S.F. Police Chief Greg Suhr (photo: Carlos Avila Gonzalez, San Francisco Chronicle)
Seven San Francisco police officers are facing termination for recently revealed racist and homophobic texts they sent in 2011 and 2012. An eighth has already resigned.
Police Chief Greg Suhr said last week that he had suspended a captain, a sergeant and six other officers and recommended the Police Commission fire them. He also cited six others for slightly less egregious behavior.
The text messages came to light last month when federal prosecutors filed a motion to keep former S.F. police Sergeant Ian Furminger in custody after his conviction in a department scandal that is still unfolding.
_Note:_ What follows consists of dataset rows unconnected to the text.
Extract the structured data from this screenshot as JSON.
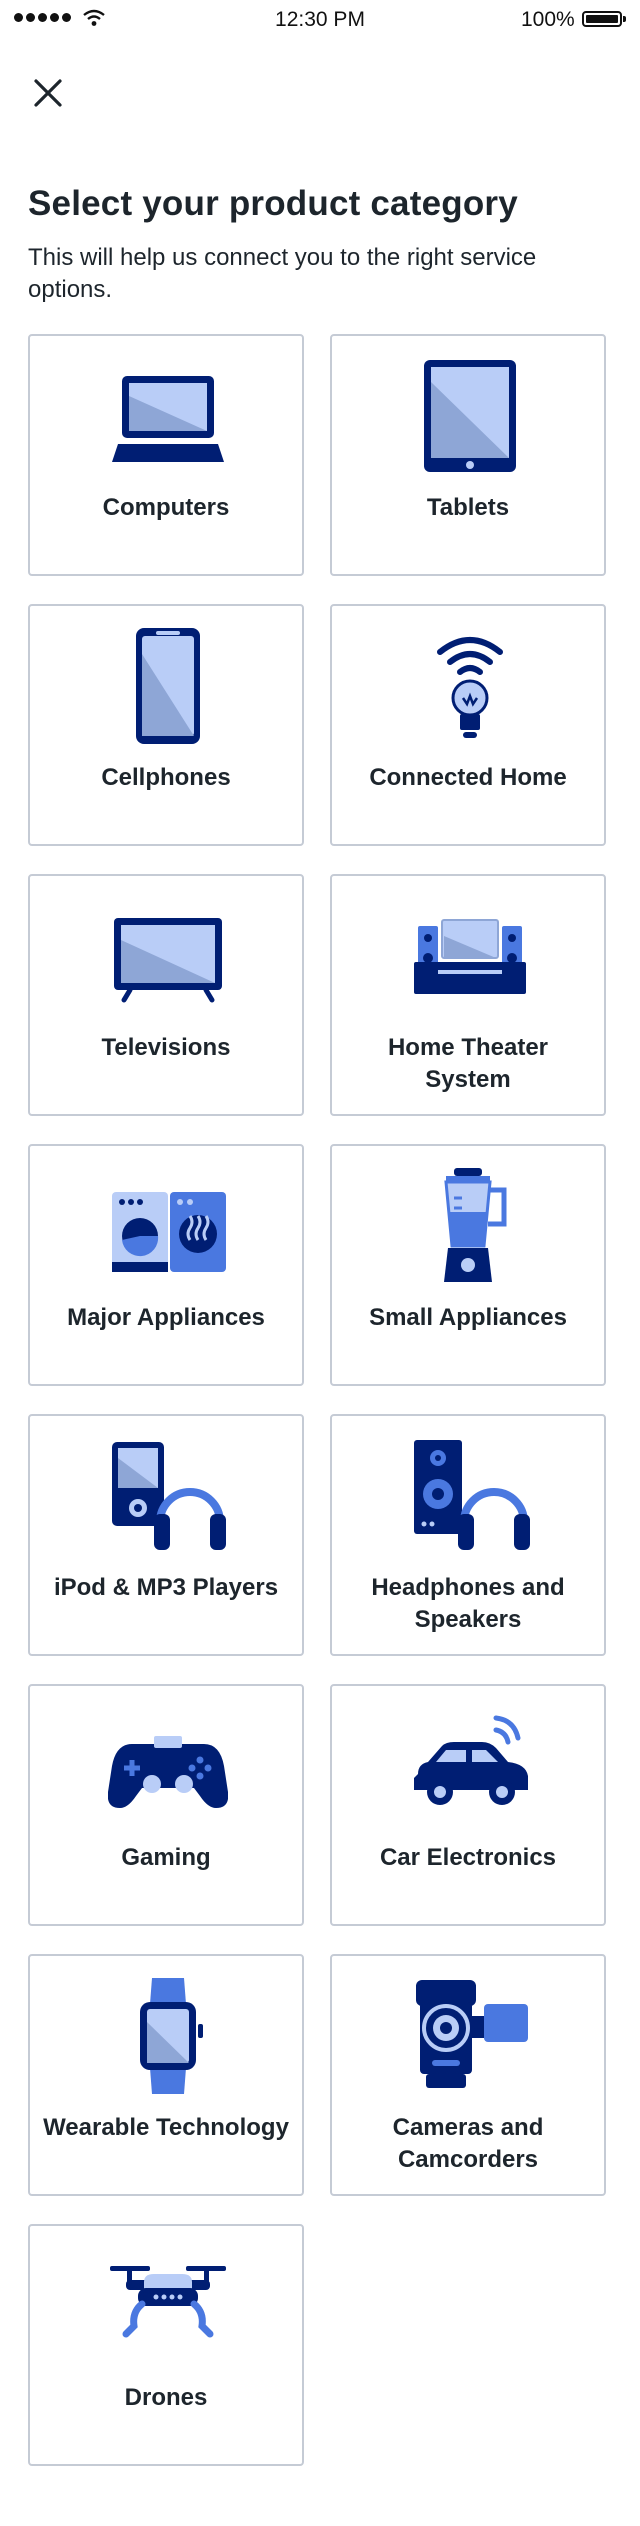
{
  "status_bar": {
    "time": "12:30 PM",
    "battery": "100%"
  },
  "header": {
    "title": "Select your product category",
    "subtitle": "This will help us connect you to the right service options."
  },
  "colors": {
    "navy": "#001e73",
    "blue": "#4a78e0",
    "light_blue": "#b9cdf7",
    "slate": "#8ea6d6",
    "border": "#c5cbd5"
  },
  "categories": [
    {
      "label": "Computers",
      "icon": "laptop-icon"
    },
    {
      "label": "Tablets",
      "icon": "tablet-icon"
    },
    {
      "label": "Cellphones",
      "icon": "cellphone-icon"
    },
    {
      "label": "Connected Home",
      "icon": "smart-bulb-icon"
    },
    {
      "label": "Televisions",
      "icon": "television-icon"
    },
    {
      "label": "Home Theater System",
      "icon": "home-theater-icon"
    },
    {
      "label": "Major Appliances",
      "icon": "washer-dryer-icon"
    },
    {
      "label": "Small Appliances",
      "icon": "blender-icon"
    },
    {
      "label": "iPod & MP3 Players",
      "icon": "mp3-player-headphones-icon"
    },
    {
      "label": "Headphones and Speakers",
      "icon": "speaker-headphones-icon"
    },
    {
      "label": "Gaming",
      "icon": "game-controller-icon"
    },
    {
      "label": "Car Electronics",
      "icon": "connected-car-icon"
    },
    {
      "label": "Wearable Technology",
      "icon": "smartwatch-icon"
    },
    {
      "label": "Cameras and Camcorders",
      "icon": "camcorder-icon"
    },
    {
      "label": "Drones",
      "icon": "drone-icon"
    }
  ]
}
He and another officer were convicted of taking money from the homes of drug dealers during arrests. Six officers were indicted in February 2014 for similar activities.
The motion documented Furminger’s “virulent” racism in messages to other officers. According to the San Francisco Chronicle, the officer messaged about concern that the black husband of his ex-wife’s friend would come to his house. The officer messaged back, “Get ur pocket gun. Keep it available in case the monkey returns to his roots. Its (sic) not against the law to put an animal down.”
“Well said!” Furminger reportedly replied. “You may have to kill the half-breeds too,’’ the unnamed officer replied. The messages slurred gays, African-Americans, Filipinos and Mexicans with equal zeal.
The district attorney’s office is reviewing files involving the officers accused of racial bias going back 10 years. Public defender Jeff Adachi told the New York Times that could involve more than 1,000 cases.
Defenders of the officers said the messages were not indicative of how they truly felt, but were instead idle chit-chat and a way of blowing off steam. Adachi disagreed. “The characterization of these hateful statements as innocent banter is dead wrong,” he said. “This casual dehumanization leads to real-life suffering and injustice. It foments a toxic environment in which citizens fear and distrust the police, brutality reigns, and good officers are less effective.”